Monitor Processes, Materials, or Surroundings - Monitoring and reviewing information from materials, events, or the environment, to detect or assess problems.

Identifying Objects, Actions, and Events - Identifying information by categorizing, estimating, recognizing differences or similarities, and detecting changes in circumstances or events.

Performing for or Working Directly with the Public - Performing for people or dealing directly with the public. This includes serving customers in restaurants and stores, and receiving clients or guests.

Communicating with Persons Outside Organization - Communicating with people outside the organization, representing the organization to customers, the public, government, and other external sources. This information can be exchanged in person, in writing, or by telephone or e-mail.

Staffing Organizational Units - Recruiting, interviewing, selecting, hiring, and promoting employees in an organization.

Processing Information - Compiling, coding, categorizing, calculating, tabulating, auditing, or verifying information or data.

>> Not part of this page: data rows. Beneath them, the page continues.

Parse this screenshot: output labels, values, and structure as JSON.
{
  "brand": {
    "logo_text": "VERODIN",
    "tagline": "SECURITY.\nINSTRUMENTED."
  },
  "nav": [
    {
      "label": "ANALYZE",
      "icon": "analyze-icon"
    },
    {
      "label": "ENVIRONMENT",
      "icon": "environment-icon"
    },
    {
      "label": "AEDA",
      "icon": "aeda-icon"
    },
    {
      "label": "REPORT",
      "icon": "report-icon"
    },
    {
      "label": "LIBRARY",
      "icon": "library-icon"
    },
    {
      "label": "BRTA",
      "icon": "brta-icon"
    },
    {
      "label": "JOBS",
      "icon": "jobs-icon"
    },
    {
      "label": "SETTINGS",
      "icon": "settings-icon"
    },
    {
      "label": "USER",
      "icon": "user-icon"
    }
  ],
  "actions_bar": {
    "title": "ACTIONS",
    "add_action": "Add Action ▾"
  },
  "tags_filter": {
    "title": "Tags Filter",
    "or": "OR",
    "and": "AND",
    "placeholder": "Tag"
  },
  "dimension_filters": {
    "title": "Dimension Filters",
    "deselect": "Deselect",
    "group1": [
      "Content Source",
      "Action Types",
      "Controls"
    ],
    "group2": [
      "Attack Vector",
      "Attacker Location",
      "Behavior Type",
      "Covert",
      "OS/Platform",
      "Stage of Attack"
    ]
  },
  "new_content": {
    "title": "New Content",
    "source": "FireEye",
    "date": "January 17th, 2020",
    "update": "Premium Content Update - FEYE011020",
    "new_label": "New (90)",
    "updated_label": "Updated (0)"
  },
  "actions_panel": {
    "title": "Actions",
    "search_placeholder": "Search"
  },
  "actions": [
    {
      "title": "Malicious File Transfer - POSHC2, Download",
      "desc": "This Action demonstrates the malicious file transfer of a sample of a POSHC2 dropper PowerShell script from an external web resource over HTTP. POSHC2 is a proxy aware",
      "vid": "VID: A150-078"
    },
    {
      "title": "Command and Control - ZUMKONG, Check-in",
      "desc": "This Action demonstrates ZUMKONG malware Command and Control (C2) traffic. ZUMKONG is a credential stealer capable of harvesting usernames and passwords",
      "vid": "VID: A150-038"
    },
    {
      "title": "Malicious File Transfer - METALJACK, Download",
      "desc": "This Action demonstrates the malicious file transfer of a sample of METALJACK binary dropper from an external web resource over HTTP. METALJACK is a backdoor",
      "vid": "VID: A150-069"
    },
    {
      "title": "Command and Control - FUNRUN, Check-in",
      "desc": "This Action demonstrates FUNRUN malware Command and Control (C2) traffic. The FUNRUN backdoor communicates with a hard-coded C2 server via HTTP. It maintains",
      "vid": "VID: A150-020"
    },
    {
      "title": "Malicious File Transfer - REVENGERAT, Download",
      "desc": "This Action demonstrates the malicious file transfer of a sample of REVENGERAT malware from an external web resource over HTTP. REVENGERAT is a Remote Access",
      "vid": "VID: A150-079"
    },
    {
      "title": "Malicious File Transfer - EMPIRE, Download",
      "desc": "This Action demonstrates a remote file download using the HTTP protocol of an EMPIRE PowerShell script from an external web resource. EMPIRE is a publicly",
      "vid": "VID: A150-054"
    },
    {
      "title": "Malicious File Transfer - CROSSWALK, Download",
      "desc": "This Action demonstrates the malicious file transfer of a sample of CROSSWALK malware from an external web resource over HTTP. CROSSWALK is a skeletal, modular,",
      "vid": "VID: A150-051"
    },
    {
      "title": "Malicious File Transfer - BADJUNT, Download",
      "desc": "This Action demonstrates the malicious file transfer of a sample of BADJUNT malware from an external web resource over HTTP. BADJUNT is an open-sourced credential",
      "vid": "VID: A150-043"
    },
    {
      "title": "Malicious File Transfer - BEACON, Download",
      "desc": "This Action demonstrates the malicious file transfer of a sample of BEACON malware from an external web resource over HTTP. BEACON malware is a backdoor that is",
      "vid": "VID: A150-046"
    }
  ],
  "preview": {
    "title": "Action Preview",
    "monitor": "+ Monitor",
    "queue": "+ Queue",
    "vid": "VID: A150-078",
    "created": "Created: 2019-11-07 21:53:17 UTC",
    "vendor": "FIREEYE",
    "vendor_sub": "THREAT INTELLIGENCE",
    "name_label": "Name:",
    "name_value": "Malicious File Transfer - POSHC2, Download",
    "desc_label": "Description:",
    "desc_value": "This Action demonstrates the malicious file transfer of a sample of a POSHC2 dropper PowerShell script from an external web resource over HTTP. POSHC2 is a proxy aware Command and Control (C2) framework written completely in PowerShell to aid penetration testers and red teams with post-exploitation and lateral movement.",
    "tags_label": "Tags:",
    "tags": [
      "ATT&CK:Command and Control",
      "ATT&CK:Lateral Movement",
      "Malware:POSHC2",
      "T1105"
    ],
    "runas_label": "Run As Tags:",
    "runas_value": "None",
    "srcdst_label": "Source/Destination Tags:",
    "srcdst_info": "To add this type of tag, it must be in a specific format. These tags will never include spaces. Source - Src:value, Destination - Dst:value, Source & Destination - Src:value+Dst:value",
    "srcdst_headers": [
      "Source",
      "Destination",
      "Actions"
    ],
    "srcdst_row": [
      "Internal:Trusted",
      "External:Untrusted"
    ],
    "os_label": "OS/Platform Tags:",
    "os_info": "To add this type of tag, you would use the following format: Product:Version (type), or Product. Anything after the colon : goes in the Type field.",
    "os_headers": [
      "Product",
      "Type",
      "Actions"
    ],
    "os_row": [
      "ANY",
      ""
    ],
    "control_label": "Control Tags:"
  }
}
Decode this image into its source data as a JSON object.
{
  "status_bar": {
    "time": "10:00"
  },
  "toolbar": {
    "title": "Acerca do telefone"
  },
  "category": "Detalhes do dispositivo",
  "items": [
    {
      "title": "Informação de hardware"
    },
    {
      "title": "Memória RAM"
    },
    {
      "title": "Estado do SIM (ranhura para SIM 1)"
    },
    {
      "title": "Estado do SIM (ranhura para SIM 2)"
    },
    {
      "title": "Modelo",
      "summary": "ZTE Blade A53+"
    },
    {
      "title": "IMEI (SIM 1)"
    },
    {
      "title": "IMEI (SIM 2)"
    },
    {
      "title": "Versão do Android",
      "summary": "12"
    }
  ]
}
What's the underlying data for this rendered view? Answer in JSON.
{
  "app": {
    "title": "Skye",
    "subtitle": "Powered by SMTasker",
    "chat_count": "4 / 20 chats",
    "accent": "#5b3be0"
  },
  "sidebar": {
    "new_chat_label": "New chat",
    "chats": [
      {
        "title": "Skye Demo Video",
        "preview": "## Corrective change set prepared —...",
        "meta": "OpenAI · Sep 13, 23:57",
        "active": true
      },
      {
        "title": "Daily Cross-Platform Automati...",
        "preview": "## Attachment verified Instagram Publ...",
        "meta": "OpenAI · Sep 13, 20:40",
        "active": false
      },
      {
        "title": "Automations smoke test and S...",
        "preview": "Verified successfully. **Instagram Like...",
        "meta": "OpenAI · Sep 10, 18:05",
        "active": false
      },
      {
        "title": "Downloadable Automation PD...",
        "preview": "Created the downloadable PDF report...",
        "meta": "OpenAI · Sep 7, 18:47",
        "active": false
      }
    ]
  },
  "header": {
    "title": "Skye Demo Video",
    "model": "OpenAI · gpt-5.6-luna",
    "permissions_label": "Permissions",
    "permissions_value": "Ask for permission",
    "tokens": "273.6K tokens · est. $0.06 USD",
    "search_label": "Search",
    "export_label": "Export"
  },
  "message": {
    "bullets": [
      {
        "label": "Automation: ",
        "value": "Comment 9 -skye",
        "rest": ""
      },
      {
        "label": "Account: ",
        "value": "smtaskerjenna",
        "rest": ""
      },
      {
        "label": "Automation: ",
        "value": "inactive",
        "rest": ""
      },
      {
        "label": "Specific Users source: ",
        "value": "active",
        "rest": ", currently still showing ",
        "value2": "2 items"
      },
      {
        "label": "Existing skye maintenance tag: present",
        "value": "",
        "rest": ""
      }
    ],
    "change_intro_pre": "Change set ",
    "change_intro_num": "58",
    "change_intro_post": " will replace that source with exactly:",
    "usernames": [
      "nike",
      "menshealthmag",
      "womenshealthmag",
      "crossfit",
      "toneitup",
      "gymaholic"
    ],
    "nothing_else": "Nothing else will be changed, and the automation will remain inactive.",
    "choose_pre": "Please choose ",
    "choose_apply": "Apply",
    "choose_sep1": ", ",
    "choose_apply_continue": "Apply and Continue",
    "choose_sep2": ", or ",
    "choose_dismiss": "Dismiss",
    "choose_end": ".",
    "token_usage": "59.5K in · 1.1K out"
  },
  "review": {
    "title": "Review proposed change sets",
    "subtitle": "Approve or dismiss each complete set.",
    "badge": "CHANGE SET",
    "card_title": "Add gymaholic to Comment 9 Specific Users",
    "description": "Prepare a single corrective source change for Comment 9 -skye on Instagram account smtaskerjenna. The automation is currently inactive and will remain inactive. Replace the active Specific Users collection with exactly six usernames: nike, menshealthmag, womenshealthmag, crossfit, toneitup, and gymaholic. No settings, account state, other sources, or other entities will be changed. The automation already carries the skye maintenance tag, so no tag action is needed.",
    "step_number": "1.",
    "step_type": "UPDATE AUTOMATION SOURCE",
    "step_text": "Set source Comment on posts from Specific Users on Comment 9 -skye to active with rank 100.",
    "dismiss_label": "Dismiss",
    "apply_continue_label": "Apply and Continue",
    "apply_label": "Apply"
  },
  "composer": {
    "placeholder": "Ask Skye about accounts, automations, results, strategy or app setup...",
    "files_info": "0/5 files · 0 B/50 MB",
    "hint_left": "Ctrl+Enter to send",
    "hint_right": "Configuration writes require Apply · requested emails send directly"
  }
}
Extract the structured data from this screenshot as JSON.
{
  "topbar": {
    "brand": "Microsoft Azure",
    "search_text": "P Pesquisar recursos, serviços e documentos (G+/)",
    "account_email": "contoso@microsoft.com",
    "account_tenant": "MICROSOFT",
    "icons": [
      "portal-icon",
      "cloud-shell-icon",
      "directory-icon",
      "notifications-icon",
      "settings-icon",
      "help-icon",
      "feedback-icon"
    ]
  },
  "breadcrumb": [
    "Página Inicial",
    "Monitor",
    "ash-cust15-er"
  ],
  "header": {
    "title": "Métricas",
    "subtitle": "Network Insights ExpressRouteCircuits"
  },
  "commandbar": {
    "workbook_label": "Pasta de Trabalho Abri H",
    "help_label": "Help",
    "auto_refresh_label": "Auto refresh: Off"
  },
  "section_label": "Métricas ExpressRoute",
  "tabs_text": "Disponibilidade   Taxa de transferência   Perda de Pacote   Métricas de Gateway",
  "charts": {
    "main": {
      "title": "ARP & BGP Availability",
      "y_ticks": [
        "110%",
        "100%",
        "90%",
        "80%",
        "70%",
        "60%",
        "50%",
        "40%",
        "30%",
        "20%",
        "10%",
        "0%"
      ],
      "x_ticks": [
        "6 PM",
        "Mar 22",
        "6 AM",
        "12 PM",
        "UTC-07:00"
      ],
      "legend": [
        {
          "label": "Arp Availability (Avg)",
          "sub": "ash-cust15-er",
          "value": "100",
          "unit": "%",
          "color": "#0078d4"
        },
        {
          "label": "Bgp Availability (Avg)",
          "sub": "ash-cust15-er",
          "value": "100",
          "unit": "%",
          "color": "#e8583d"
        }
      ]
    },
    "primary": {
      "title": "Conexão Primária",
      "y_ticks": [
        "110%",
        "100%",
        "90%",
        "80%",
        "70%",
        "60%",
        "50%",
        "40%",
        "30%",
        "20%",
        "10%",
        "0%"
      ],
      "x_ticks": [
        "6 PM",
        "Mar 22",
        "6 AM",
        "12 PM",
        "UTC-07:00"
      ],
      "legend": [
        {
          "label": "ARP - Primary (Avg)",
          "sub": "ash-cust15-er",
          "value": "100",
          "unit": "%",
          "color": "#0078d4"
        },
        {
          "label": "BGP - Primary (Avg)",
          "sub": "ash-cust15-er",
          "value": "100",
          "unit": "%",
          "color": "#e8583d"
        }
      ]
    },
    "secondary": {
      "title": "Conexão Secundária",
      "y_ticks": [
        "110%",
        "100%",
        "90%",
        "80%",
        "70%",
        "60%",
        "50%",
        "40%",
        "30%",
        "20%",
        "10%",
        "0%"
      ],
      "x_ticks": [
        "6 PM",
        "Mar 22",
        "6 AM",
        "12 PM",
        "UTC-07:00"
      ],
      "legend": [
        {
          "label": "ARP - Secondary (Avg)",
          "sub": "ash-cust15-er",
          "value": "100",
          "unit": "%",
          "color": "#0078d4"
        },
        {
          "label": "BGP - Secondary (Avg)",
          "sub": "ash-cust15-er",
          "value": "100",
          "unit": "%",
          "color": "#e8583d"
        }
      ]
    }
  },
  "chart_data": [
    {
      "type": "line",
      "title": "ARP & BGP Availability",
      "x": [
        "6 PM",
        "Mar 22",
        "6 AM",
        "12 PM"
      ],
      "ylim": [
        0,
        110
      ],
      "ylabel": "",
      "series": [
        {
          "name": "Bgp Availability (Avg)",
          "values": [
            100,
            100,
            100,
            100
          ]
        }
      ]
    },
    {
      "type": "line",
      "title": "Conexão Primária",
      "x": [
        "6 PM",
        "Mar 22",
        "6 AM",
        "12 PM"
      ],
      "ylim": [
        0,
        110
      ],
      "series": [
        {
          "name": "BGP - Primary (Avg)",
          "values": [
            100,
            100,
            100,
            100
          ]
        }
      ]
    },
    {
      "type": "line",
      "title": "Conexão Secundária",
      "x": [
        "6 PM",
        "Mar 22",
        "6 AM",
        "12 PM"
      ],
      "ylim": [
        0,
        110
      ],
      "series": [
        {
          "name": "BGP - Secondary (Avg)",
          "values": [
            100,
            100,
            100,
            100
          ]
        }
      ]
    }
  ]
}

Evaluating Information to Determine Compliance with Standards - Using relevant information and individual judgment to determine whether events or processes comply with laws, regulations, or standards.

Developing Objectives and Strategies - Establishing long-range objectives and specifying the strategies and actions to achieve them.

Inspecting Equipment, Structures, or Material - Inspecting equipment, structures, or materials to identify the cause of errors or other problems or defects.

Provide Consultation and Advice to Others - Providing guidance and expert advice to management or other groups on technical, systems-, or process-related topics.

Interacting With Computers - Using computers and computer systems (including hardware and software) to program, write software, set up functions, enter data, or process information.

Performing Administrative Activities - Performing day-to-day administrative tasks such as maintaining information files and processing paperwork.

Selling or Influencing Others - Convincing others to buy merchandise/goods or to otherwise change their minds or actions.

Assisting and Caring for Others - Providing personal assistance, medical attention, emotional support, or other personal care to others such as coworkers, customers, or patients.

Controlling Machines and Processes - Using either control mechanisms or direct physical activity to operate machines or processes (not including computers or vehicles).

Analyzing Data or Information - Identifying the underlying principles, reasons, or facts of information by breaking down information or data into separate parts.

Documenting/Recording Information - Entering, transcribing, recording, storing, or maintaining information in written or electronic/magnetic form.

Interpreting the Meaning of Information for Others - Translating or explaining what information means and how it can be used.

Holland Code Chart for a Sushi Chef